Title: Nocturne in Green and Gold
Author: Shannon/Raindrops on Roses
Disclaimer: This story is based on characters and situations created and owned by JK Rowling, various publishers including but not limited to Bloomsbury Books, Scholastic Books and Raincoast Books, and Warner Bros., Inc. No money is being made and no copyright or trademark infringement is intended.
1. A painting of a night scene.
2. An instrumental composition of a pensive, dreamy mood, especially one for the piano.
She sat up in bed and threw the covers aside. She could not sleep. Standing, she threw on her robe and silently crept out of the dormitory. Where she was headed, she did not know.
She hurried down the stairs and through the empty common room. The fire was banked, giving off a warm, dark red glow. She slipped out of the portrait hole, taking care not to wake the Fat Lady.
She walked to the end of the vast corridor. Left or right? Impulsively, she turned left, toward the Astronomy Tower.
Climbing the staircase to the top of the tower, she observed the portraits on the walls. Most were sleeping at this time of night, but a few greeted her wordlessly.

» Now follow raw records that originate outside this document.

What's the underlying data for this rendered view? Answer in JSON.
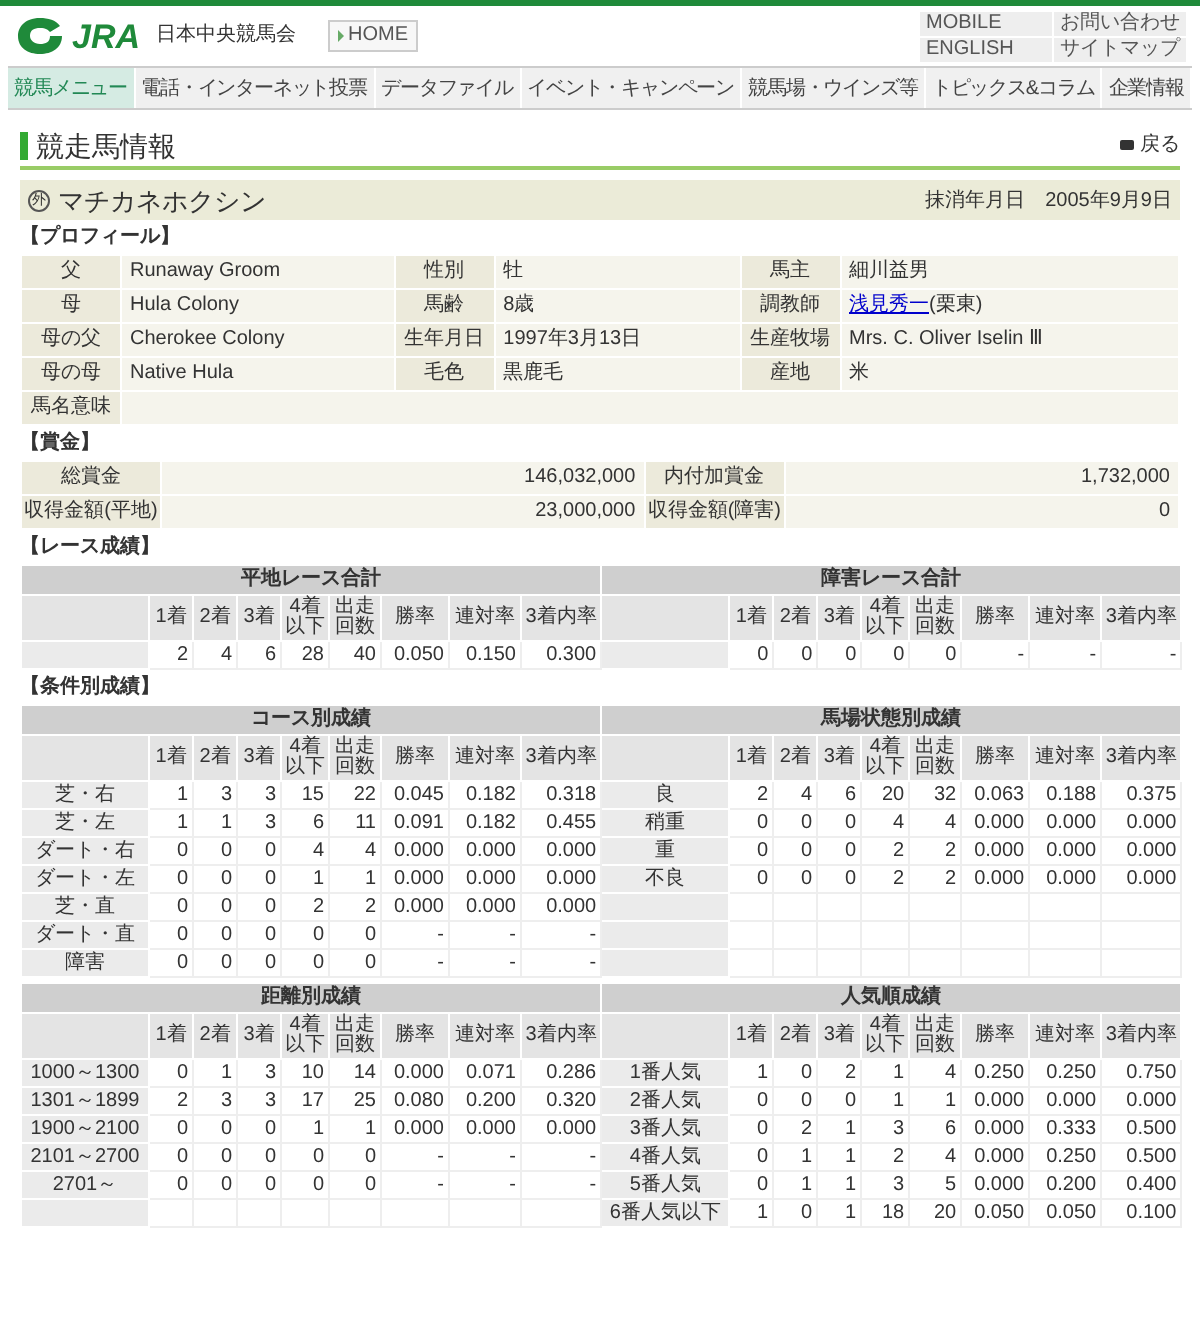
{
  "header": {
    "logo_text": "JRA",
    "org_name": "日本中央競馬会",
    "home_link": "HOME",
    "utility_links": [
      "MOBILE",
      "お問い合わせ",
      "ENGLISH",
      "サイトマップ"
    ]
  },
  "nav": [
    {
      "label": "競馬メニュー",
      "selected": true
    },
    {
      "label": "電話・インターネット投票",
      "selected": false
    },
    {
      "label": "データファイル",
      "selected": false
    },
    {
      "label": "イベント・キャンペーン",
      "selected": false
    },
    {
      "label": "競馬場・ウインズ等",
      "selected": false
    },
    {
      "label": "トピックス&コラム",
      "selected": false
    },
    {
      "label": "企業情報",
      "selected": false
    }
  ],
  "page_title": "競走馬情報",
  "back_link": "戻る",
  "horse": {
    "mark": "外",
    "name": "マチカネホクシン",
    "retired_label": "抹消年月日",
    "retired_date": "2005年9月9日"
  },
  "profile": {
    "heading": "【プロフィール】",
    "rows": [
      [
        {
          "label": "父",
          "value": "Runaway Groom"
        },
        {
          "label": "性別",
          "value": "牡"
        },
        {
          "label": "馬主",
          "value": "細川益男"
        }
      ],
      [
        {
          "label": "母",
          "value": "Hula Colony"
        },
        {
          "label": "馬齢",
          "value": "8歳"
        },
        {
          "label": "調教師",
          "link": "浅見秀一",
          "value": "(栗東)"
        }
      ],
      [
        {
          "label": "母の父",
          "value": "Cherokee Colony"
        },
        {
          "label": "生年月日",
          "value": "1997年3月13日"
        },
        {
          "label": "生産牧場",
          "value": "Mrs. C. Oliver Iselin Ⅲ"
        }
      ],
      [
        {
          "label": "母の母",
          "value": "Native Hula"
        },
        {
          "label": "毛色",
          "value": "黒鹿毛"
        },
        {
          "label": "産地",
          "value": "米"
        }
      ],
      [
        {
          "label": "馬名意味"
        }
      ]
    ]
  },
  "prize": {
    "heading": "【賞金】",
    "rows": [
      [
        {
          "label": "総賞金",
          "value": "146,032,000"
        },
        {
          "label": "内付加賞金",
          "value": "1,732,000"
        }
      ],
      [
        {
          "label": "収得金額(平地)",
          "value": "23,000,000"
        },
        {
          "label": "収得金額(障害)",
          "value": "0"
        }
      ]
    ]
  },
  "race_results": {
    "heading": "【レース成績】",
    "tables": [
      {
        "title": "平地レース合計",
        "columns": [
          "1着",
          "2着",
          "3着",
          "4着以下",
          "出走回数",
          "勝率",
          "連対率",
          "3着内率"
        ],
        "rows": [
          {
            "cells": [
              "2",
              "4",
              "6",
              "28",
              "40",
              "0.050",
              "0.150",
              "0.300"
            ]
          }
        ]
      },
      {
        "title": "障害レース合計",
        "columns": [
          "1着",
          "2着",
          "3着",
          "4着以下",
          "出走回数",
          "勝率",
          "連対率",
          "3着内率"
        ],
        "rows": [
          {
            "cells": [
              "0",
              "0",
              "0",
              "0",
              "0",
              "-",
              "-",
              "-"
            ]
          }
        ]
      }
    ]
  },
  "condition_results": {
    "heading": "【条件別成績】",
    "groups": [
      [
        {
          "title": "コース別成績",
          "columns": [
            "1着",
            "2着",
            "3着",
            "4着以下",
            "出走回数",
            "勝率",
            "連対率",
            "3着内率"
          ],
          "rows": [
            {
              "label": "芝・右",
              "cells": [
                "1",
                "3",
                "3",
                "15",
                "22",
                "0.045",
                "0.182",
                "0.318"
              ]
            },
            {
              "label": "芝・左",
              "cells": [
                "1",
                "1",
                "3",
                "6",
                "11",
                "0.091",
                "0.182",
                "0.455"
              ]
            },
            {
              "label": "ダート・右",
              "cells": [
                "0",
                "0",
                "0",
                "4",
                "4",
                "0.000",
                "0.000",
                "0.000"
              ]
            },
            {
              "label": "ダート・左",
              "cells": [
                "0",
                "0",
                "0",
                "1",
                "1",
                "0.000",
                "0.000",
                "0.000"
              ]
            },
            {
              "label": "芝・直",
              "cells": [
                "0",
                "0",
                "0",
                "2",
                "2",
                "0.000",
                "0.000",
                "0.000"
              ]
            },
            {
              "label": "ダート・直",
              "cells": [
                "0",
                "0",
                "0",
                "0",
                "0",
                "-",
                "-",
                "-"
              ]
            },
            {
              "label": "障害",
              "cells": [
                "0",
                "0",
                "0",
                "0",
                "0",
                "-",
                "-",
                "-"
              ]
            }
          ]
        },
        {
          "title": "馬場状態別成績",
          "columns": [
            "1着",
            "2着",
            "3着",
            "4着以下",
            "出走回数",
            "勝率",
            "連対率",
            "3着内率"
          ],
          "rows": [
            {
              "label": "良",
              "cells": [
                "2",
                "4",
                "6",
                "20",
                "32",
                "0.063",
                "0.188",
                "0.375"
              ]
            },
            {
              "label": "稍重",
              "cells": [
                "0",
                "0",
                "0",
                "4",
                "4",
                "0.000",
                "0.000",
                "0.000"
              ]
            },
            {
              "label": "重",
              "cells": [
                "0",
                "0",
                "0",
                "2",
                "2",
                "0.000",
                "0.000",
                "0.000"
              ]
            },
            {
              "label": "不良",
              "cells": [
                "0",
                "0",
                "0",
                "2",
                "2",
                "0.000",
                "0.000",
                "0.000"
              ]
            }
          ]
        }
      ],
      [
        {
          "title": "距離別成績",
          "columns": [
            "1着",
            "2着",
            "3着",
            "4着以下",
            "出走回数",
            "勝率",
            "連対率",
            "3着内率"
          ],
          "rows": [
            {
              "label": "1000～1300",
              "cells": [
                "0",
                "1",
                "3",
                "10",
                "14",
                "0.000",
                "0.071",
                "0.286"
              ]
            },
            {
              "label": "1301～1899",
              "cells": [
                "2",
                "3",
                "3",
                "17",
                "25",
                "0.080",
                "0.200",
                "0.320"
              ]
            },
            {
              "label": "1900～2100",
              "cells": [
                "0",
                "0",
                "0",
                "1",
                "1",
                "0.000",
                "0.000",
                "0.000"
              ]
            },
            {
              "label": "2101～2700",
              "cells": [
                "0",
                "0",
                "0",
                "0",
                "0",
                "-",
                "-",
                "-"
              ]
            },
            {
              "label": "2701～",
              "cells": [
                "0",
                "0",
                "0",
                "0",
                "0",
                "-",
                "-",
                "-"
              ]
            }
          ]
        },
        {
          "title": "人気順成績",
          "columns": [
            "1着",
            "2着",
            "3着",
            "4着以下",
            "出走回数",
            "勝率",
            "連対率",
            "3着内率"
          ],
          "rows": [
            {
              "label": "1番人気",
              "cells": [
                "1",
                "0",
                "2",
                "1",
                "4",
                "0.250",
                "0.250",
                "0.750"
              ]
            },
            {
              "label": "2番人気",
              "cells": [
                "0",
                "0",
                "0",
                "1",
                "1",
                "0.000",
                "0.000",
                "0.000"
              ]
            },
            {
              "label": "3番人気",
              "cells": [
                "0",
                "2",
                "1",
                "3",
                "6",
                "0.000",
                "0.333",
                "0.500"
              ]
            },
            {
              "label": "4番人気",
              "cells": [
                "0",
                "1",
                "1",
                "2",
                "4",
                "0.000",
                "0.250",
                "0.500"
              ]
            },
            {
              "label": "5番人気",
              "cells": [
                "0",
                "1",
                "1",
                "3",
                "5",
                "0.000",
                "0.200",
                "0.400"
              ]
            },
            {
              "label": "6番人気以下",
              "cells": [
                "1",
                "0",
                "1",
                "18",
                "20",
                "0.050",
                "0.050",
                "0.100"
              ]
            }
          ]
        }
      ]
    ]
  }
}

Stepping out onto the bare stones of the Astronomy Tower, she shivered. She wrapped her bright yellow robe around her and tucked her hands in her pockets. She leaned her head back to look at the stars. It was a clear winter night, and the heavens went on for eternity. Her normally bookish nature seemed to have gone on holiday; instead of picking out individual constellations, she simply enjoyed the star-spattered canvas of the sky.
"Good evening, Miss Granger," a low voice sounded behind her. She tensed, then forced herself to relax.
"Professor Snape," she nodded. "It's a beautiful night, isn't it?"
"Indeed. Tell me, Miss Granger, what is the Head Girl doing out of bed at," he paused, and she supposed he was checking his watch, "one forty-five in the morning?"
"Not awaiting a rendezvous, if that's what you're thinking, Professor," she said, lips turning up at the corners. "No student in her right mind would come up here for a romantic interlude. It's freezing."
"Five points for your cheek, Miss Granger," he said idly. They stood in silence, staring up at the stars.
"Have you ever wondered what it would be like to touch a star?" she asked.
"I assume it would be rather hot," he replied dryly.
She had no idea why she was speaking to him, of all people, like this, but she continued. "I used to dream that I climbed into the sky and pulled a star down for a keepsake. It always felt cold to the touch; cold and hard, like a diamond." She doubted he cared. Perhaps that was why it was so easy to speak like this.
"Starlight has always contained magical qualities. If one is fortunate enough to capture it, it can be compressed and set into a ring, much like a diamond." She raised her eyebrows. Had he just voluntarily spoken to her?
"I didn't know that."
"Miss Granger, contrary to your belief, there is much you don't know." His biting words did not match his tone, and for once in her life, she was not sure of what to say. Taking one last long look at the dark sky, she sighed. She turned slowly.
"Good night, Professor," she said, meeting his eyes. They were as dark as the night sky--but without the light of the stars.
"Good night, Miss Granger," he replied, nodding stiffly. She left the Astronomy Tower as quietly as she had arrived. Her mind, rather than the quiet contentment that she had been seeking, was in a state of confusion.
She would get no sleep that night.